Elaine Varelas is managing partner at Keystone Partners, a career management firm in Boston and serves on the board of Career Partners International.
Cindy Atoji Keene is a freelance journalist with more than 25 years experience. E-mail her directly here.
Peter Post is the author of "The Etiquette Advantage in Business." Email questions about business etiquette to him directly here.
Stu Coleman, a partner and general manager at WinterWyman, manages the firm's Financial Contracting division, and provides strategic staffing services to Boston-area organizations needing Accounting and Finance workforce solutions and contract talent.
Tracy Cashman is a partner and the general manager of the Information Technology search division at WinterWyman. She has 20 years of experience partnering with clients in the Boston area to conduct technology searches in a wide variety of industries and technology.

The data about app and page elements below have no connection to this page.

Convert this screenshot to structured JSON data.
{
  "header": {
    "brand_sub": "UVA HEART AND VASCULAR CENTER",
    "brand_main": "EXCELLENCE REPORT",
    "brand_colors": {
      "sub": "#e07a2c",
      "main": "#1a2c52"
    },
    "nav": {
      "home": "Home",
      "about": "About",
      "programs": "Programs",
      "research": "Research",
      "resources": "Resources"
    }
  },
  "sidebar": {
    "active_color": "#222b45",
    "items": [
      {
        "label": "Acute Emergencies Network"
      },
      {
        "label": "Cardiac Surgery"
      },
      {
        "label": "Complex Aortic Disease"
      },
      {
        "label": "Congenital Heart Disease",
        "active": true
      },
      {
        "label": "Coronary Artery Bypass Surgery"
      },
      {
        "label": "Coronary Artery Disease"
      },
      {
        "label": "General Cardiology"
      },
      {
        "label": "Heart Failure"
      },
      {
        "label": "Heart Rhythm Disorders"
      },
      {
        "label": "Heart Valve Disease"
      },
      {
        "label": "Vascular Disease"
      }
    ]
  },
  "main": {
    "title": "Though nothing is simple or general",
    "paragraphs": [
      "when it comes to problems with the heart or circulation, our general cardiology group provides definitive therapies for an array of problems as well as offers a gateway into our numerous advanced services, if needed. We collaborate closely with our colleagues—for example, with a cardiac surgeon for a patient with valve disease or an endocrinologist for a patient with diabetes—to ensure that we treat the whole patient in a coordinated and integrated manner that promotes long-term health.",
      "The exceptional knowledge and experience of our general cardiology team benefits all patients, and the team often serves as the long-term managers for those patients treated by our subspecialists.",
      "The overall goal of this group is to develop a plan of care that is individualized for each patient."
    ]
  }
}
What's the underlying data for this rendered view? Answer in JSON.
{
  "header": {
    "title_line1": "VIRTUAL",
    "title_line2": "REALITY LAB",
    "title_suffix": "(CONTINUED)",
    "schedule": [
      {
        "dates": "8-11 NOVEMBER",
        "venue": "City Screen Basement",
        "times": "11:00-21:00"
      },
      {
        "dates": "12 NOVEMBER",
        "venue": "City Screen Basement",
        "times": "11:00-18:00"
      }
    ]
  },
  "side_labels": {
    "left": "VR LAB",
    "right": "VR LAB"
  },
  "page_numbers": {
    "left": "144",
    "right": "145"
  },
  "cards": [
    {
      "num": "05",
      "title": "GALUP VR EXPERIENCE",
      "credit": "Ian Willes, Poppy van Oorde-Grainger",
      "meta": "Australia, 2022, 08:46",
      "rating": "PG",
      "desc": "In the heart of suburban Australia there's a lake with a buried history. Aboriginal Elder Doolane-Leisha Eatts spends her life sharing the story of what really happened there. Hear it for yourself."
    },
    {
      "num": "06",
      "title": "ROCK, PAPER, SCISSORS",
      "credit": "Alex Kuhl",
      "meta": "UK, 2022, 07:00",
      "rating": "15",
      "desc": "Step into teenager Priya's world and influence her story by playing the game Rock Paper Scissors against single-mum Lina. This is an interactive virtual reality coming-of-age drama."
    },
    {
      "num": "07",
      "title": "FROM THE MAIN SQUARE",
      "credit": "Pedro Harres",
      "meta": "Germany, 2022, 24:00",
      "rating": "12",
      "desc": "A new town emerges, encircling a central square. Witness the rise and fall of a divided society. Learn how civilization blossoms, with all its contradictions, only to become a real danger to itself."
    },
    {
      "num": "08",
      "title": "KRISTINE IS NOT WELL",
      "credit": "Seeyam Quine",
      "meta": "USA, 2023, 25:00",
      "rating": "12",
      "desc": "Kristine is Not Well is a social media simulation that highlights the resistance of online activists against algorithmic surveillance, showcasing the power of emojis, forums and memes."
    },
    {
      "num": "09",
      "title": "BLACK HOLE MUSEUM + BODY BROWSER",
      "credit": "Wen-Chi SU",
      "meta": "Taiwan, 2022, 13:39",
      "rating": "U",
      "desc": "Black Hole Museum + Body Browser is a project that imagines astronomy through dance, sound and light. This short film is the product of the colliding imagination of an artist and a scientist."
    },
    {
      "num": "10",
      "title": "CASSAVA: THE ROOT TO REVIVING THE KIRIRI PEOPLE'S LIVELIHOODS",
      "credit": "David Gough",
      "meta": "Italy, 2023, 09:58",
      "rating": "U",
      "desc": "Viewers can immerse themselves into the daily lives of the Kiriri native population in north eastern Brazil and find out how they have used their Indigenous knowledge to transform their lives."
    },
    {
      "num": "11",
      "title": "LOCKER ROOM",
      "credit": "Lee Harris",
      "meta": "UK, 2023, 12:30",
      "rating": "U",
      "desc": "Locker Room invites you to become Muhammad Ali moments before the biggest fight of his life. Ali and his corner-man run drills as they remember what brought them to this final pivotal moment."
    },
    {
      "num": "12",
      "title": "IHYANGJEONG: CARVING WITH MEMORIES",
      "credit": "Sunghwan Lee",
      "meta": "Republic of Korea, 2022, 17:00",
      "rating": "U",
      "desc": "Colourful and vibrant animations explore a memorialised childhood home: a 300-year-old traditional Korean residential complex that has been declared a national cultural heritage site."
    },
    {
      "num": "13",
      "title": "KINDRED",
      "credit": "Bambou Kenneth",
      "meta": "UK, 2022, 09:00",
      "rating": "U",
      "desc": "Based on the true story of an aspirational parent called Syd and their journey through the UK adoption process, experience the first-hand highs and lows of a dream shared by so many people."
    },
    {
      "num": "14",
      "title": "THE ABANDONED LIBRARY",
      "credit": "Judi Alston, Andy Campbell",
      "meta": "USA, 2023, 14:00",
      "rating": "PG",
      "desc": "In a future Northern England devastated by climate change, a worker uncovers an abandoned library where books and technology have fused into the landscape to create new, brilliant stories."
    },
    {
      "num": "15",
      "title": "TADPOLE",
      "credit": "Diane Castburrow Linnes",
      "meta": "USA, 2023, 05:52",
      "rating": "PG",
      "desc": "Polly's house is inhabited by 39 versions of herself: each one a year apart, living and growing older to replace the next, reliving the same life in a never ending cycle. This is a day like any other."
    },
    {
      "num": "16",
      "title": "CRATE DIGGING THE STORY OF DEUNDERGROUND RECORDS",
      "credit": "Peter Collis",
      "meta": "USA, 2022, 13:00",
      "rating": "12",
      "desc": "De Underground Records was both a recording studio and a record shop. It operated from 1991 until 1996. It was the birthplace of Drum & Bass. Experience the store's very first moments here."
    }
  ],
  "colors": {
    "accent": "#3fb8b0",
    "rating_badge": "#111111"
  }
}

Paul Hellman is the founder of Express Potential, which specializes in executive communication skills. He consults and speaks internationally on how to capture attention & influence others. Email him directly here.